The paper reported that according to 2010’s College Sustainability Report Card, 69 percent of colleges and universities are now including environmental pitches into their admission and enrollment systems, a massive increase from the 27 percent from the year before. The College Sustainability Report Card is produced by the Sustainable Endowments Institute in Massachusetts.
As part of the pitch, colleges are showing off new energy efficient buildings and introducing students to their recycling programs. The paper reported that at the American University, the school uses online communication methods to interact with new students, reducing its demand for paper. Colorado State University, meanwhile, is publicizing the fact that it is building what may be the largest solar power plant on a college campus in the country, and uses batter powered vans to take families on tours of their campus. The paper interviewed one student at the University of Colorado at Boulder who said she chose its business school specifically because it offered an MBA program with a focus on sustainability issues.
Texas A&M publicized that it has managed to reduce its energy intensity by 33 percent while expanding the size of the campus. The University of California, San Diego touted the $900,000 it saved by incorporating an energy dashboard. Even many college athletic departments are starting to see their environmental footprints as a top priority.
Over half of the schools surveyed by the College Sustainability Report Card have made a carbon reduction commitment. Increased attention to climate change is reflected at an impressive 58 percent of the schools through a commitment to carbon reduction. Fifty-two percent of the schools have signed the Presidents’ Climate Commitment, while 23 percent made carbon reduction commitments in addition to, or instead of, the Presidents’ Climate Commitment.

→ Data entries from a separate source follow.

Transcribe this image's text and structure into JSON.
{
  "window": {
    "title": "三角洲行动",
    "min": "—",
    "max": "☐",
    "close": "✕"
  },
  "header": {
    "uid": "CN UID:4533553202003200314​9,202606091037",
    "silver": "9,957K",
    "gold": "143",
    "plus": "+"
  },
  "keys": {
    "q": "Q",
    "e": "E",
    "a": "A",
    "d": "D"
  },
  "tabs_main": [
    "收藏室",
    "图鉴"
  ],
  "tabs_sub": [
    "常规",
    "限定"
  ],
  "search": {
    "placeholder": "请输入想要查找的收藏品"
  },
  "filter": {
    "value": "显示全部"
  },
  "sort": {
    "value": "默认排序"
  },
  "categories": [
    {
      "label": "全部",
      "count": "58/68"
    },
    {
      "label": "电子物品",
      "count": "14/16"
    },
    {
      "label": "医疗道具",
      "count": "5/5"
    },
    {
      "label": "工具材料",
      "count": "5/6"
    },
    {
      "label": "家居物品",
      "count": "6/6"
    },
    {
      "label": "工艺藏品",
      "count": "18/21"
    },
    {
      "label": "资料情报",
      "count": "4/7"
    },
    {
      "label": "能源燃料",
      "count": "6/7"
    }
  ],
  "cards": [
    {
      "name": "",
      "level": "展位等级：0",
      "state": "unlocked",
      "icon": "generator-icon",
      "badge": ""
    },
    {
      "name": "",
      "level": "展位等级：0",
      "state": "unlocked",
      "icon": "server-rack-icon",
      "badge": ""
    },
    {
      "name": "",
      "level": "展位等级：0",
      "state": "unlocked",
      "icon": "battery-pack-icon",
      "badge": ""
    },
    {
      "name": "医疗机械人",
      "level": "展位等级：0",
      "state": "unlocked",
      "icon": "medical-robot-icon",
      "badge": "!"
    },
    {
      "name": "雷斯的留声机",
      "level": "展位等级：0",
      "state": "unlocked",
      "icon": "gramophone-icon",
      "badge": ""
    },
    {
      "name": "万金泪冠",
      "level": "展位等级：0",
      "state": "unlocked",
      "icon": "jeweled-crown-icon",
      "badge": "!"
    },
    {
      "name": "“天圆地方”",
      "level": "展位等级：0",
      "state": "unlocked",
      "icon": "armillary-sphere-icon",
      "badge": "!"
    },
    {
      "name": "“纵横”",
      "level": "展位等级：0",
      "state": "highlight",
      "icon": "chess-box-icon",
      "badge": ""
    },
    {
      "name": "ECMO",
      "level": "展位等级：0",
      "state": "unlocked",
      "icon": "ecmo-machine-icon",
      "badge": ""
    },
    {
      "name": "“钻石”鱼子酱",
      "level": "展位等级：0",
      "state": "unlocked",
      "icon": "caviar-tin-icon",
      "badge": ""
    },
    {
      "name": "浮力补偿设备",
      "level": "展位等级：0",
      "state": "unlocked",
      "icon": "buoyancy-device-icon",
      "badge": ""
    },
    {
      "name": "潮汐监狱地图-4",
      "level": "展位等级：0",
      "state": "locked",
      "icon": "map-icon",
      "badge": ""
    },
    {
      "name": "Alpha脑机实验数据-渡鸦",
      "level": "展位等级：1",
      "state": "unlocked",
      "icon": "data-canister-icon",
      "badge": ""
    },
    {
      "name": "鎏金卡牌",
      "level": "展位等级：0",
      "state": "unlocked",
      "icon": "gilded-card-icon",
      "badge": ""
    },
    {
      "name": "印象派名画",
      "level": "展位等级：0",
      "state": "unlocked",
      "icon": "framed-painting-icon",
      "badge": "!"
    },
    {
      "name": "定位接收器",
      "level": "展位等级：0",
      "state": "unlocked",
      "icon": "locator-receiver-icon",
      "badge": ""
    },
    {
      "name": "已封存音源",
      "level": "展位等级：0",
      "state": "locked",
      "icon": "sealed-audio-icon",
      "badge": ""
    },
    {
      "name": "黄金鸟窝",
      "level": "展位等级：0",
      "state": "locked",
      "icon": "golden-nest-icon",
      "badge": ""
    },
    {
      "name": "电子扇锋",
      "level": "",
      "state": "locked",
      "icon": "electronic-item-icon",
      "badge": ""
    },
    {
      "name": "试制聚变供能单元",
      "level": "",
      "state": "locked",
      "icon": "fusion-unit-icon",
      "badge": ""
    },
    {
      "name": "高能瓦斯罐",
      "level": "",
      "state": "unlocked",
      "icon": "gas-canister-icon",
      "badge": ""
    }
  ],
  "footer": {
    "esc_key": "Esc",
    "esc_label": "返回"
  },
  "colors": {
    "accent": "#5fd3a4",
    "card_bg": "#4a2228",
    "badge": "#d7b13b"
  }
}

Nearly half of the schools produce renewable energy on campus. Facilities for producing solar, wind, bio, or geothermal energy are in operation at 45 percent of the schools.